ERIC Number: ED209141
Record Type: RIE
Publication Date: 1981-Aug-24
Reference Count: 0
China's Social Science Publications: Emerging Trends.

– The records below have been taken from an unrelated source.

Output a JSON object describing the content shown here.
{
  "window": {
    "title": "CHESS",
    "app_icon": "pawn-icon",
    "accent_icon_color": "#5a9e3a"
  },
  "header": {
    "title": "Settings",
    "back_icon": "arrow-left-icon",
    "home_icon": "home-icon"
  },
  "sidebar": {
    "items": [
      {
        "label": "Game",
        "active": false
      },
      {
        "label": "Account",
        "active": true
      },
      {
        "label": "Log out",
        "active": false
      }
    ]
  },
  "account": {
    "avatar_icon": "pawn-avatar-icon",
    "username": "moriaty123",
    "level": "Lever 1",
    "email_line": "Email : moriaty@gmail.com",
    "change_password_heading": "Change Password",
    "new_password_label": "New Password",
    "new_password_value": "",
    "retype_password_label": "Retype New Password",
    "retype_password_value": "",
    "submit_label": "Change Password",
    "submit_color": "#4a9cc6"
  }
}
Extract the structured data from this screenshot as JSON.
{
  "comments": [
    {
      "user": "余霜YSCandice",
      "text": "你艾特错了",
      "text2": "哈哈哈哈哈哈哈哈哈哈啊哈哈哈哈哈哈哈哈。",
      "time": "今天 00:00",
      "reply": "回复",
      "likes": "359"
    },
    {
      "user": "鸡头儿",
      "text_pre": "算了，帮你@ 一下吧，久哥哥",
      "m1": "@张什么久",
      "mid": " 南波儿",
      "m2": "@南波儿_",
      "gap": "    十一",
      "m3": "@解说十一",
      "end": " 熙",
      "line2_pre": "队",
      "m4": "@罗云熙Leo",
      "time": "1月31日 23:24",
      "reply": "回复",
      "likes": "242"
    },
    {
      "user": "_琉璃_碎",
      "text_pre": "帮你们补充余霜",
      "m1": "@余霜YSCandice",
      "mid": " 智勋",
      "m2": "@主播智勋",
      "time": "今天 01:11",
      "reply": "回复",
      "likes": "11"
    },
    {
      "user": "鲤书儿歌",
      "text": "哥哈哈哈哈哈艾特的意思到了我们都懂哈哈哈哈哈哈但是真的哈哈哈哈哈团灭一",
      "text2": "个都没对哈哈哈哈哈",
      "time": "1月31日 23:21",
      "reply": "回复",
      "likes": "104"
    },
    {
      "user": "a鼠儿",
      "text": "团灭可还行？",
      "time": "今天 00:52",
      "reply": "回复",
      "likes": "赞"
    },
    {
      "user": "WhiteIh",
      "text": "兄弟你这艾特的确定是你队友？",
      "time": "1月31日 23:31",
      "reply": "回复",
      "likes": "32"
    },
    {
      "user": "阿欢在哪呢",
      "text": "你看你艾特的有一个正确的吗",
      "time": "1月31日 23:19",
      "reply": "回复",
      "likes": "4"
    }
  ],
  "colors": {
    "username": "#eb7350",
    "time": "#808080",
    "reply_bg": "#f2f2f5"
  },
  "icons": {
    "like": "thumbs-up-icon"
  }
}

The author describes characteristics of social science publications which suggest that in the future there will be an improved research climate for Chinese scholars and improved opportunities for collaborative work between Chinese and foreign researchers. The publications used as the data base for this presentation are quarterly or bimonthly journals published by China's leading universities. The journals contained articles contributed by faculty and graduate students in the fields of philosophy, social sciences, and the humanities. First, all the articles were primarily philosophical in character and political in content. The journals indicated a high level of agreement with current Party orthodoxy and they appeared to have no desire to deviate from accepted norms. It was significant that trends remained constant throughout the period under review and that there was no sign of retrenchment on the importance of investigative work by Chinese scholars. The second basic characteristic was that even in the investigative reports the data base is very thin. In general, the research reports read like lengthier versions of newspaper coverage. Half of the investigative reports were written by students. This opportunity for students to implement field work and present their analysis in a national forum was a noteworthy development and one of the key indicators of continued opportunity for social scientists in China. The third and final characteristic of these articles which supported the author's guarded optimism was their strong advocacy for future use of quantitative methods, and in particular their eagerness to increase the use of statistical analysis. (Author/RM)
Publication Type: Opinion Papers; Speeches/Meeting Papers
Education Level: N/A
Authoring Institution: N/A
Note: Paper presented at the Annual Meeting of the American Sociological Association (Toronto, Ontario, Canada, August 24, 1981).